In order to address the ways we deceive ourselves about sobriety and what it requires, consider a few of these common myths about sobriety.
Sobriety requires self-care and diligent self-honesty. If we don’t take steps toward identifying the underlying emotional disturbance, our addiction can shapeshift, leading us to substitute one addiction for another. Sustaining sobriety requires more than just cessation of drug and/or alcohol use.
Myth #1: Addiction requires a substance.
If you are just getting clean, chances are that you naturally interchange cessation of substance with sobriety. However, behavioral addiction can be just as powerful. Brain image researching shows that the same parts of the brain light up in a person who suffers from behavioral addictions, such as compulsive spending, sexual addiction, or gambling, as do when a person uses an addictive substance.
In both substance and behavioral addiction, the substance or behavior becomes associated as a reward. This reward dulls the reality of the underlying problem or emotional trauma.
Myth #2: I just need to detox and then I’ll be fine.
Thinking that ridding yourself of a substance will free you from addiction is avoiding the underlying issue that led you to becoming addicted in the first place. Eliminating the physical presence of a substance is definitely a major step, but it is not the cure.
Myth #3: Addiction is a choice.
Believing addiction is a choice puts you at risk of relapsing. This myth implies that people who suffer from addiction lack discipline or self-control—but that is a major misconception. Following this belief in sobriety could lead you to thinking as long as you are functioning, you don’t have a problem.
Addiction is part genetic predisposition and part outside influences, such as upbringing, family life, social circles, and the like. While, statistically, there are some people who can use drugs recreationally, recovery is not an act of supreme willpower.
Addiction is a chronic, debilitating disease that requires attention. People do not just decide to sacrifice a healthy life of progression because they want to use a drug. People who become dependent on substances or behavior do so in order to escape or cope.
Over time, the use of substances as a coping mechanism can rewire the brain, causing an initial desire to become a need. At this point, professional and/or medical attention can be necessary for health and well-being.
Further, as long as we conflate addiction with choice, we remain in danger of attaching labels to people. This causes further stigmatization of addiction and those affected.
Myth #4: As long as I stay away from illegal substances, I won’t have a problem.
With dependency on prescription pills increasing, along with the number of overdoses relating to prescription drugs, understanding that addiction is mutable is essential to sustaining sobriety.
One of the ways to safeguard against trading one substance for another is to be vigilant with what you do and do not allow yourself to use.
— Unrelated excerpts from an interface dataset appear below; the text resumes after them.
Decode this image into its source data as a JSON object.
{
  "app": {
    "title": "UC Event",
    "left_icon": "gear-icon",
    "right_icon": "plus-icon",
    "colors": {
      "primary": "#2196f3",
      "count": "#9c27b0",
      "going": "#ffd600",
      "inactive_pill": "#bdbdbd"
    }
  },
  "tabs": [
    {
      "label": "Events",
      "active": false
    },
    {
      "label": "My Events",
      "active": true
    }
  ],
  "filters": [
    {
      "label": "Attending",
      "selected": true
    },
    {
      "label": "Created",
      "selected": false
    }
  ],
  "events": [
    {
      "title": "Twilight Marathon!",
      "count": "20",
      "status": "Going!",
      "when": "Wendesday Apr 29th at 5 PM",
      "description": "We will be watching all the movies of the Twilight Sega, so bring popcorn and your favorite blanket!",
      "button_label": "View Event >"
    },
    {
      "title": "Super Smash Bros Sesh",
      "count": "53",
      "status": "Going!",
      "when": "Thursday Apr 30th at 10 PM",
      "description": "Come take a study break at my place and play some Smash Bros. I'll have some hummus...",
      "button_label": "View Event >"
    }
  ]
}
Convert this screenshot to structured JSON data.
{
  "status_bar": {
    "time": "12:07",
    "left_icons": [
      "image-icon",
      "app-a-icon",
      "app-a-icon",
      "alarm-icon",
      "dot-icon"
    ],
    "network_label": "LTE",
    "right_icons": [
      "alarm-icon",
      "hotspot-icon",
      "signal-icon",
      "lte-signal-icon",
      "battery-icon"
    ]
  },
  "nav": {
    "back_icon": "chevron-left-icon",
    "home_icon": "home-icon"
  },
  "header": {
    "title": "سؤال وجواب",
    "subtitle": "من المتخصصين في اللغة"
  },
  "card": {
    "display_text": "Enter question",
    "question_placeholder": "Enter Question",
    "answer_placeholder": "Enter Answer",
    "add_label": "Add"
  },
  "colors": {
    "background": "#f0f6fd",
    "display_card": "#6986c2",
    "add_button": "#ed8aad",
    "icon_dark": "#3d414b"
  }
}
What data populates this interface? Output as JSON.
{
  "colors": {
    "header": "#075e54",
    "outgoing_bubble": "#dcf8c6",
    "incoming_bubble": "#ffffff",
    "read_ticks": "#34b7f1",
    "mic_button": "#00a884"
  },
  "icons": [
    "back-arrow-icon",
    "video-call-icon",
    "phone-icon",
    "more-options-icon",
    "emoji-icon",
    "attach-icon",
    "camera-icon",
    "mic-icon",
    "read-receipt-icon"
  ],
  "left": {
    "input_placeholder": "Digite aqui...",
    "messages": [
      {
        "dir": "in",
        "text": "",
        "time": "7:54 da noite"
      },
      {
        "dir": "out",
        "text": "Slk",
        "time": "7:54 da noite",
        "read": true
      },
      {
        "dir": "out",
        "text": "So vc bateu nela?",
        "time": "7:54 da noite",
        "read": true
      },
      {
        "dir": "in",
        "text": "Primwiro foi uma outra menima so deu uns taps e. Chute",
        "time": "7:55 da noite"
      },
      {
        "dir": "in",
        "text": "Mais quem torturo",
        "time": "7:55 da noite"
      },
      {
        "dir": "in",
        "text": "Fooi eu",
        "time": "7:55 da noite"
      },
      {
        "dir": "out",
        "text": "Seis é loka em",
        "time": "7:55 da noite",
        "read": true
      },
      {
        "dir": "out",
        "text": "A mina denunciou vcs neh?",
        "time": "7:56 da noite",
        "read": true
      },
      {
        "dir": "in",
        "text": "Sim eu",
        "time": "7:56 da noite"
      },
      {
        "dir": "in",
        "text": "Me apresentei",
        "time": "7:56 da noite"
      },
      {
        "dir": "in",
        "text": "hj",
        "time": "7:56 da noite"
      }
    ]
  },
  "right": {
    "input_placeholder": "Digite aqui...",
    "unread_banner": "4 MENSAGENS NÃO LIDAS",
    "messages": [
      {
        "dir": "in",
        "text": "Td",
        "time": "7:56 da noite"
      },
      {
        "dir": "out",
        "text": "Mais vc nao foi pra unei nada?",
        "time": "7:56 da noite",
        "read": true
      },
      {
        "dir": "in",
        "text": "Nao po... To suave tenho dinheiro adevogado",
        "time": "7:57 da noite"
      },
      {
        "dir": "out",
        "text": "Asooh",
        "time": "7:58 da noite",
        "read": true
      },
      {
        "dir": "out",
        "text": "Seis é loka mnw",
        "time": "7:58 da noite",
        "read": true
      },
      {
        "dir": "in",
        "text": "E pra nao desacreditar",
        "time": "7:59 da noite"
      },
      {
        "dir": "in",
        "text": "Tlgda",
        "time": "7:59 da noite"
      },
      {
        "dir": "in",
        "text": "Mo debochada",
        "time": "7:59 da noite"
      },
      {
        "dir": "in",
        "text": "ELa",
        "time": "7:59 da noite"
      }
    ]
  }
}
For instance, when I get a cold, I stick to ginger root and other herbal remedies before I snag a box of cold medicine off the shelf.
I know that a buzz from Mucinex DM will trigger a desire for stimulants. In addition, using natural remedies for illness increases a connection with nature and her natural healing powers. It feels good to appreciate roots and herbs.
Myth #5: Getting sober will make everything better.
Unfortunately, there is nothing in life that is a cure-all. Expecting instant perfection can be a recipe for relapse. It’s important to be kind to yourself, to be patient with yourself, and to allow yourself the tools you need in order to improve yourself.
One of the characteristics of a person prone to addiction is low self-worth. If you do not value yourself, you will not care for yourself. And if you don’t care for yourself, your self-value will continue to decrease—a vicious cycle.
Start small. Try to do one thing a day. Sky-high expectations can be just as debilitating as low expectations.
Myth #6: My drug of choice is A. As long as I stay away from A, I won’t have any problems.
This is perhaps one of the most rapidly occurring self-deceptions. As a woman in recovery from methamphetamine addiction, I know this self-illusion too well.
After I got clean, I began to drink wine on a nightly basis. In comparison to the extreme demonization of meth in the public eye, alcohol seemed too tame to consider a problem. But then I started waking up day after day to a pounding headache, queasy stomach, and a few text messages I felt ashamed of sending. I told myself, at least I’m not using meth.
The problem with this self-eluding logic is that I was avoiding having to look within at what I was actually trying to escape—loneliness, lost love, boredom, and, at the root, realizing that crawling out of the self-destructive space I’d been living in for more almost a decade was going to involve more work than I believed I was capable of.
Doing the real work hurts. Healing hurts. But it’s the only way to longevity in sobriety.
Myth #7: Relapse equals failure.
So, you slipped up? That does not mean you are doomed to a plunging back down to the deepest depths of addiction. Relapse is a part of recovery. Forgive yourself and allow yourself to return to the current place in recovery.
The key is honesty. Know your triggers. You are your best hypnotist. Recovery is an active process. Dormancy can lead to complacent behavior. Believe in your treatment plan and remember that at the end of the day, you are human, and humans make mistakes.